Company Life: The Immersive Audition

Taking class and rehearsing with company dancers for several days is the new trend.
Published in the February/March 2014 issue.

Company class at Pittsburgh Ballet Theatre. Photo by Rosalie O’Connor.

Open calls or taking company class used to be the audition standard. But today, getting a job can be a more involved process. Instead of a single morning at a company, you might be invited to spend days there, working on repertoire and partnering. This approach has become especially popular among smaller troupes where a group aesthetic and team approach are essential. While immersive auditions can be nerve-racking, they offer an opportunity to see if the company’s repertoire and working dynamic are right for you.

Why an Extended Tryout?
A ballet class shows a dancer’s technical foundation, but it doesn’t always reveal the qualities that make her the right hire. Directors need to see how you approach movement, complex partnering and improvisation. “If a dancer has beautiful technique, it does not guarantee that they will work the way I would like them to with a choreographer,” says Emily Molnar, artistic director of Vancouver’s Ballet BC. “I often have dancers take part in a creation that is in rehearsal to see how they generate movement.” She’ll also pull auditioners aside during lunch to watch them improvise, one at a time. Interviews and informal conversations are also part of the process. Molnar says that whom she hires has as much to do with personality as it does with their dancing.

An extended audition offers benefits to dancers as well. Frances Chiaverini, who was hired by The Forsythe Company after spending several days with them, actually prefers this method because she can preview the job. “The company is auditioning you, but you’re also auditioning the company,” she says. “It’s your daily life. A dancer needs to test whether or not she can flourish artistically in its environment.”
    
How to Deal
Immersive auditions can feel overwhelming, but familiarizing yourself with the potential quirks will help you prepare for the unexpected. Try to take contemporary partnering, improvisation and repertoire classes so you can work with new dancers, explore unfamiliar movement and become comfortable picking up choreography quickly.

How you present yourself at the audition is also important, says Chiaverini. “Don’t hide in the back of the room, but be aware that the other dancers are at work and have a job to do,” she says. “It won’t be helpful if you actively disrupt the normal flow in order to be seen.” Being alert and observant will give you clues about what’s appropriate. For instance, paying attention to how younger dancers interact with more seasoned members during class will help you figure out where to stand.

Use the opportunity to ask other dancers what working for the company is like. “What is their schedule? What are their superiors like to work with? Are the dancers happy and why or why not?” says Chiaverini. Their input, coupled with your audition experience, is your greatest resource in deciding if the job is right for your career. “I’ve had experiences where company dancers approached me with warmth and others where they were cold and passive aggressive,” she says. “You can tell a lot about a job by the way the current employees act. The bottom line is that you can probably get a dance job, but finding a place and people that will inspire you requires a bigger investment.”
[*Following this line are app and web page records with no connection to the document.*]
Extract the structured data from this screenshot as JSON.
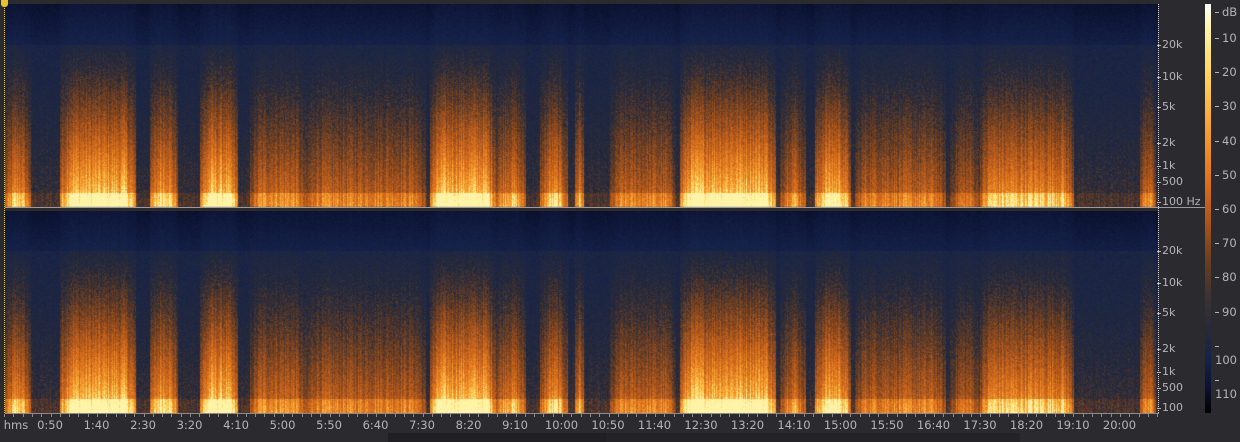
{
  "view": "spectral-frequency-display",
  "time_axis": {
    "unit_label": "hms",
    "labels": [
      "0:50",
      "1:40",
      "2:30",
      "3:20",
      "4:10",
      "5:00",
      "5:50",
      "6:40",
      "7:30",
      "8:20",
      "9:10",
      "10:00",
      "10:50",
      "11:40",
      "12:30",
      "13:20",
      "14:10",
      "15:00",
      "15:50",
      "16:40",
      "17:30",
      "18:20",
      "19:10",
      "20:00"
    ]
  },
  "channels": [
    {
      "freq_labels": [
        "20k",
        "10k",
        "5k",
        "2k",
        "1k",
        "500",
        "100 Hz"
      ]
    },
    {
      "freq_labels": [
        "20k",
        "10k",
        "5k",
        "2k",
        "1k",
        "500",
        "100"
      ]
    }
  ],
  "db_scale": {
    "unit_label": "dB",
    "labels": [
      "10",
      "20",
      "30",
      "40",
      "50",
      "60",
      "70",
      "80",
      "90",
      "100",
      "110"
    ]
  },
  "colors": {
    "playhead": "#e8c22a",
    "background": "#2a2a2f"
  }
}
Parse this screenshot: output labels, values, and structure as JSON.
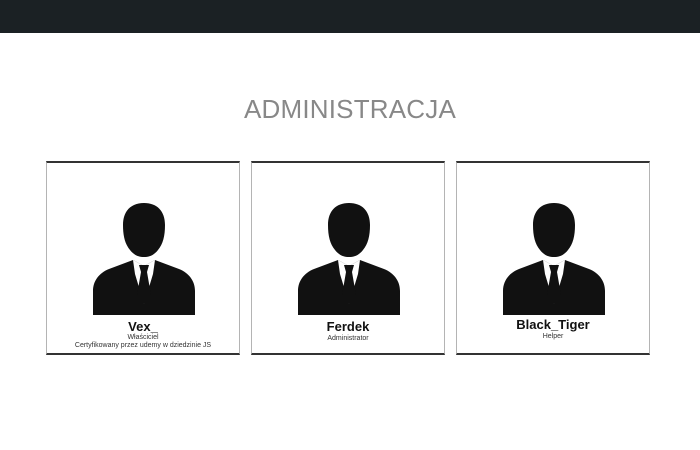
{
  "page": {
    "title": "ADMINISTRACJA"
  },
  "colors": {
    "topbar": "#1b2124",
    "title": "#888888",
    "avatar": "#111111"
  },
  "team": [
    {
      "name": "Vex_",
      "role": "Właściciel",
      "description": "Certyfikowany przez udemy w dziedzinie JS",
      "icon": "user-silhouette-icon"
    },
    {
      "name": "Ferdek",
      "role": "Administrator",
      "icon": "user-silhouette-icon"
    },
    {
      "name": "Black_Tiger",
      "role": "Helper",
      "icon": "user-silhouette-icon"
    }
  ]
}
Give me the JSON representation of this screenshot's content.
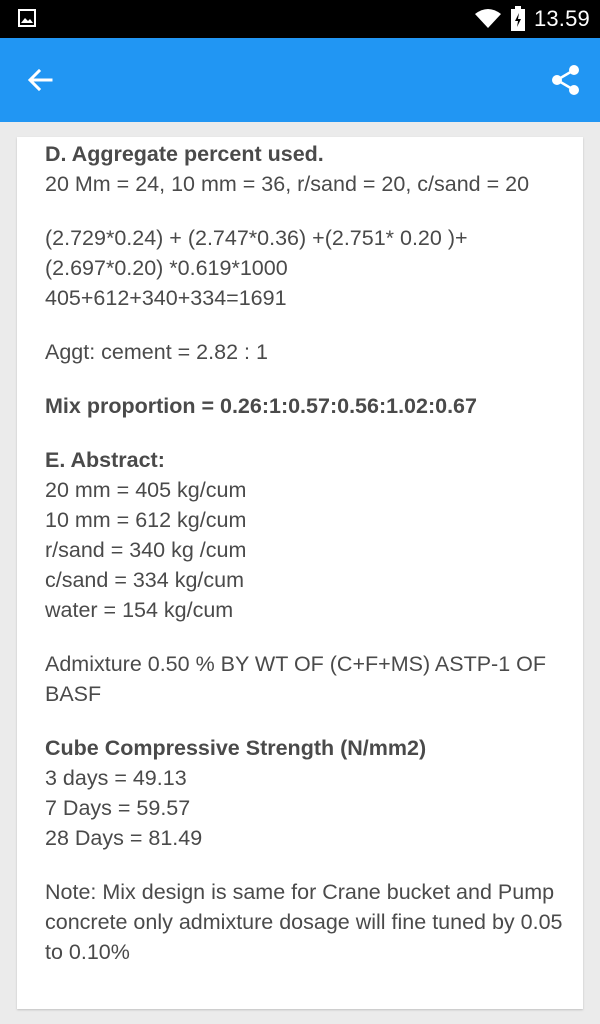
{
  "status_bar": {
    "time": "13.59",
    "icons": [
      "image-icon",
      "wifi-icon",
      "battery-icon"
    ]
  },
  "app_bar": {
    "color": "#2196f3",
    "back_icon": "arrow-back-icon",
    "share_icon": "share-icon"
  },
  "content": {
    "aggregate": {
      "heading": "D. Aggregate percent used.",
      "ratio_line": "20 Mm = 24, 10 mm = 36, r/sand = 20, c/sand = 20"
    },
    "calculation": {
      "line1": "(2.729*0.24) + (2.747*0.36) +(2.751* 0.20 )+",
      "line2": "(2.697*0.20) *0.619*1000",
      "line3": "405+612+340+334=1691"
    },
    "aggt_cement": "Aggt: cement = 2.82 : 1",
    "mix_proportion": "Mix proportion = 0.26:1:0.57:0.56:1.02:0.67",
    "abstract": {
      "heading": "E. Abstract:",
      "items": [
        "20 mm = 405 kg/cum",
        "10 mm = 612 kg/cum",
        "r/sand = 340 kg /cum",
        "c/sand = 334 kg/cum",
        "water = 154 kg/cum"
      ]
    },
    "admixture": "Admixture 0.50 % BY WT OF (C+F+MS) ASTP-1 OF BASF",
    "strength": {
      "heading": "Cube Compressive Strength (N/mm2)",
      "items": [
        "3 days = 49.13",
        "7 Days = 59.57",
        "28 Days = 81.49"
      ]
    },
    "note": "Note: Mix design is same for Crane bucket and Pump concrete only admixture dosage will fine tuned by 0.05 to 0.10%"
  }
}
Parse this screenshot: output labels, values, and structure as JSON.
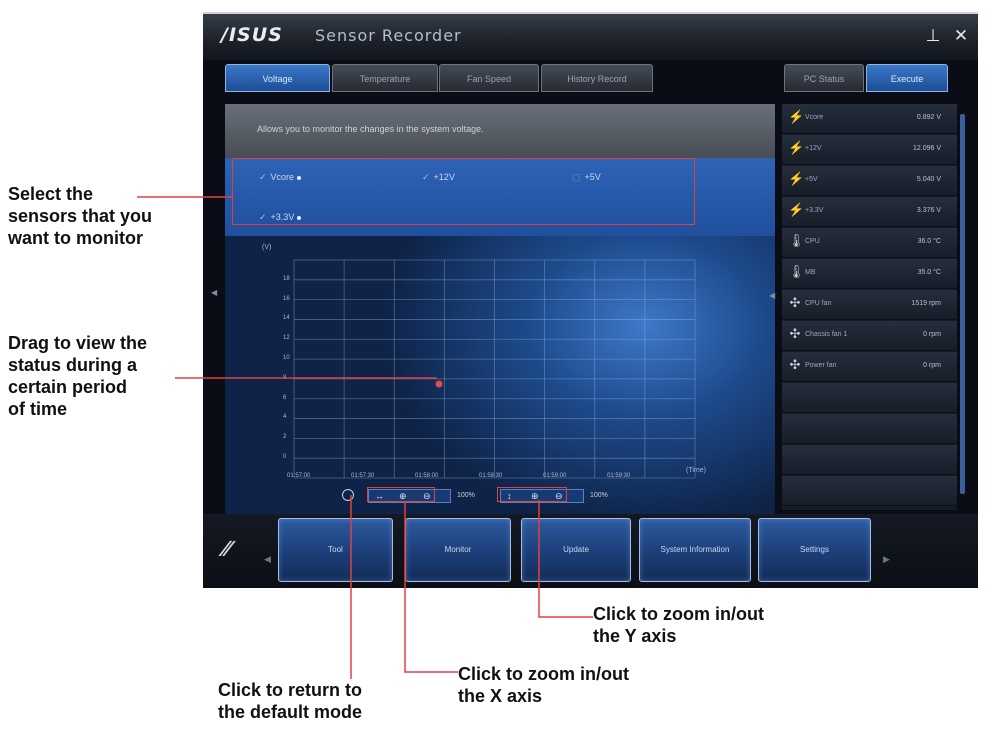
{
  "window": {
    "logo": "/ISUS",
    "title": "Sensor Recorder",
    "minimize_glyph": "⊥",
    "close_glyph": "✕"
  },
  "tabs": [
    {
      "label": "Voltage",
      "active": true
    },
    {
      "label": "Temperature",
      "active": false
    },
    {
      "label": "Fan Speed",
      "active": false
    },
    {
      "label": "History Record",
      "active": false
    }
  ],
  "side_tabs": [
    {
      "label": "PC Status",
      "active": false
    },
    {
      "label": "Execute",
      "active": true
    }
  ],
  "description": "Allows you to monitor the changes in the system voltage.",
  "sensor_checkboxes": [
    {
      "label": "Vcore",
      "checked": true
    },
    {
      "label": "+12V",
      "checked": true
    },
    {
      "label": "+5V",
      "checked": false
    },
    {
      "label": "+3.3V",
      "checked": true
    }
  ],
  "chart": {
    "unit_label": "(V)",
    "time_label": "(Time)",
    "y_ticks": [
      "",
      "18",
      "16",
      "14",
      "12",
      "10",
      "8",
      "6",
      "4",
      "2",
      "0"
    ],
    "x_ticks": [
      "01:57:00",
      "01:57:30",
      "01:58:00",
      "01:58:30",
      "01:59:00",
      "01:59:30"
    ],
    "zoom_x_value": "100%",
    "zoom_y_value": "100%"
  },
  "sensors_panel": [
    {
      "name": "Vcore",
      "value": "0.892 V",
      "icon": "lightning-icon"
    },
    {
      "name": "+12V",
      "value": "12.096 V",
      "icon": "lightning-icon"
    },
    {
      "name": "+5V",
      "value": "5.040 V",
      "icon": "lightning-icon"
    },
    {
      "name": "+3.3V",
      "value": "3.376 V",
      "icon": "lightning-icon"
    },
    {
      "name": "CPU",
      "value": "36.0 °C",
      "icon": "thermometer-icon"
    },
    {
      "name": "MB",
      "value": "35.0 °C",
      "icon": "thermometer-icon"
    },
    {
      "name": "CPU fan",
      "value": "1519 rpm",
      "icon": "fan-icon"
    },
    {
      "name": "Chassis fan 1",
      "value": "0 rpm",
      "icon": "fan-icon"
    },
    {
      "name": "Power fan",
      "value": "0 rpm",
      "icon": "fan-icon"
    }
  ],
  "bottom_nav": [
    {
      "label": "Tool"
    },
    {
      "label": "Monitor"
    },
    {
      "label": "Update"
    },
    {
      "label": "System Information"
    },
    {
      "label": "Settings"
    }
  ],
  "callouts": {
    "select_sensors": [
      "Select the",
      "sensors that you",
      "want to monitor"
    ],
    "drag_view": [
      "Drag to view the",
      "status during a",
      "certain period",
      "of time"
    ],
    "zoom_y": [
      "Click to zoom in/out",
      "the Y axis"
    ],
    "zoom_x": [
      "Click to zoom in/out",
      "the X axis"
    ],
    "return_default": [
      "Click to return to",
      "the default mode"
    ]
  },
  "colors": {
    "accent": "#2f63b5",
    "callout_line": "#e04040",
    "callout_text": "#111111"
  }
}
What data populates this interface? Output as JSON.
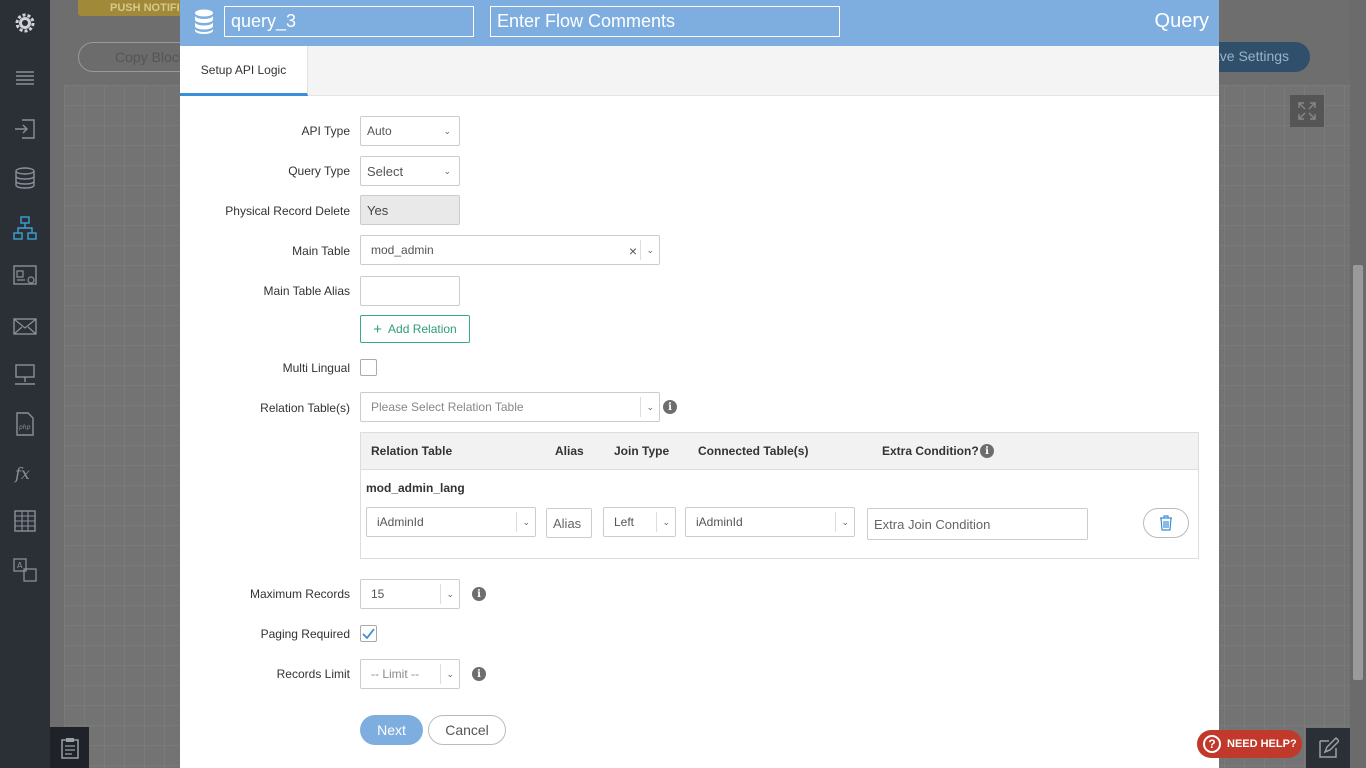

Kathleen McGuire is a former dancer. She also writes for
Dance Magazine and Dance Teacher.



A Long-Term Audition

When Casey Taylor was given a temporary contract to dance in the final two productions of Pittsburgh Ballet Theatre’s 2012 season, there was no promise of a job the next year. Artistic director Terrence S. Orr says the trial was rare. He initially liked Taylor, but wasn’t sure if he had room for her taller frame in his corps de ballet. “It was an unusual entrance to the company,” says Orr, “but I loved seeing her work with John Neumeier, who was creating a new piece. He loved Casey and it made a difference in how I saw her.”

But for Taylor, it wasn’t an easy road to a job. She says she took extra steps to respect company dancers, like asking where she should stand at the barre. And there was more stress during performances, because she felt like each one was an audition. “I couldn’t let the uncertainty about my future affect what I was doing onstage,” she says. It paid off: Taylor is now in her second year with the company. —KM